As tiring as it may be though, the players, coaches and supporters of Tottenham Hotspur would do well to keep calm and carry on after their self-inflicted 3-2 defeat to Liverpool at a bitterly cold Anfield. The New Spurs that were on a 12 game unbeaten run and were showing hitherto unseen levels of toughness, resilience and resolve contrived to turn into Old Spurs and throw away a 2-1 lead with two of the silliest, most stupid, most unnecessary errors you could wish to see on a football field. The sort of mistakes that lead to coaches ranting like this. If Kyle Walker and Jermain Defoe don’t sleep badly after their howlers, then they probably should.
For the first hour of the match, Spurs were excellent. Missing the injured Aaron Lennon and going down early on to a superbly taken goal by pantomime villain Luis Suarez, they responded with vibrant, penetrative football that wrought control of the game from Liverpool’s shoulders. Jan Vertonghen with a combination of head and possibly shoulder equalised just before half time from a wonderful inswinging cross by Gareth Bale, and the technically superb centre back scored again shortly after a break, when a free kick wasn’t cleared and in a melee the Belgian stabbed home.
In recent months, in tough away games, Spurs have hung on to these leads. Yesterday, they looked likely to increase their advantage, Liverpool playing with all the authority of a boxer hit hard and struggling desperately on wobbly leg and the Tottenham midfield looking rampant, Gylfi Sigurdsson almost making it 3-1. It only took one bad backpass from Walker, a poor hack at an attempted clearance by the otherwise excellent Hugo Lloris and Liverpool from nowhere had equalised.

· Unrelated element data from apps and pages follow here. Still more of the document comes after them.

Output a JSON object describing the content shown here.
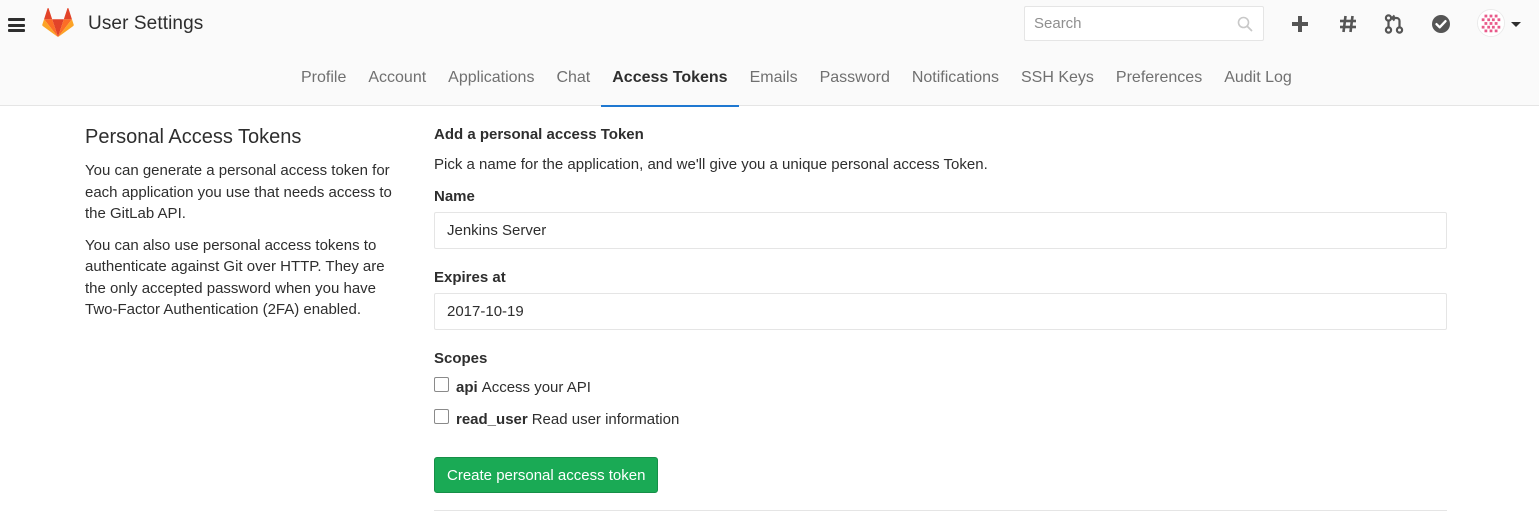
{
  "header": {
    "title": "User Settings",
    "search_placeholder": "Search",
    "icons": [
      "hamburger-icon",
      "gitlab-logo",
      "search-icon",
      "plus-icon",
      "hash-icon",
      "merge-request-icon",
      "todo-check-icon",
      "avatar",
      "caret-down-icon"
    ]
  },
  "subnav": {
    "tabs": [
      {
        "label": "Profile",
        "active": false
      },
      {
        "label": "Account",
        "active": false
      },
      {
        "label": "Applications",
        "active": false
      },
      {
        "label": "Chat",
        "active": false
      },
      {
        "label": "Access Tokens",
        "active": true
      },
      {
        "label": "Emails",
        "active": false
      },
      {
        "label": "Password",
        "active": false
      },
      {
        "label": "Notifications",
        "active": false
      },
      {
        "label": "SSH Keys",
        "active": false
      },
      {
        "label": "Preferences",
        "active": false
      },
      {
        "label": "Audit Log",
        "active": false
      }
    ]
  },
  "sidebar": {
    "title": "Personal Access Tokens",
    "paragraph1": "You can generate a personal access token for each application you use that needs access to the GitLab API.",
    "paragraph2": "You can also use personal access tokens to authenticate against Git over HTTP. They are the only accepted password when you have Two-Factor Authentication (2FA) enabled."
  },
  "form": {
    "heading": "Add a personal access Token",
    "description": "Pick a name for the application, and we'll give you a unique personal access Token.",
    "name_label": "Name",
    "name_value": "Jenkins Server",
    "expires_label": "Expires at",
    "expires_value": "2017-10-19",
    "scopes_label": "Scopes",
    "scopes": [
      {
        "name": "api",
        "description": "Access your API",
        "checked": false
      },
      {
        "name": "read_user",
        "description": "Read user information",
        "checked": false
      }
    ],
    "submit_label": "Create personal access token"
  },
  "colors": {
    "accent": "#1f78d1",
    "success": "#1aaa55",
    "logo_orange": "#fc6d26",
    "logo_dark": "#e24329",
    "logo_light": "#fca326"
  }
}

Even after those two errors, Stewart Downing, graced with an open goal was lucky to see the ball go through Vertonghen’s legs and not be cleared off the line. Jermain Defoe’s bizarre punt back into the Liverpool area after a free kick had been headed clear was the coup de grace, sparking a Benoit Assou-Ekotto barge, Liverpool penalty and a win Brendan Rodgers could barely have expected at the hour mark.
The natural response for Tottenham followers after such a frustrating loss in a game they should have won is to panic, criticise the players, lash out. This is exactly what Spurs must not do. Andre Villas-Boas saying afterwards the match was a ‘wake up call’ was precisely what needed to be said. Calmness, a refusal to buckle under pressure, a desire to learn lessons and a re-affirmation that despite the defeat they’re still in an excellent position is what’s required.
Their next two fixtures should help them recover their composure. Thursday night sees a visit to the San Siro, as Spurs go into the 2nd leg of their Europa League clash holding a 3-0 over Inter. Barring miracle and catastrophe, a comfortable 90 minutes that sees the Lilywhites safely through to the quarter finals should hopefully soothe fraying nerves. Sunday sees an eminently winnable home game against Fulham. Good results in those two fixtures, and Spurs should be able to consign the loss to Liverpool to a metaphorical dustbin.
While such a loss and the manner of it will hurt and needs to be eradicated from players heads, lessons have to be learnt. Complacency was probably not the reason for Walker or Defoe’s mistakes, but still the defeat should get rid of any of that for the rest of the season. Levels of intensity and concentration must be kept to the max. No mercy should be shown to opposing teams.
Spurs are a good side, playing cracking football who were it not for a couple of errors that will surely not be made again, would still be on their long unbeaten run. A seven point gap (admittedly having played a game more) over Arsenal in 5th with less than ten games left is an excellent position to be in, much better than even the most optimistic of Tottenham fans would have expected. Losing to Liverpool at Anfield is not a disaster. It’s this sort of positivity that Villas-Boas needs to espouse to his players, and which will avert the sort of collapse that happened last season and instead see Spurs marching on to a Champions League finish at the end of the season.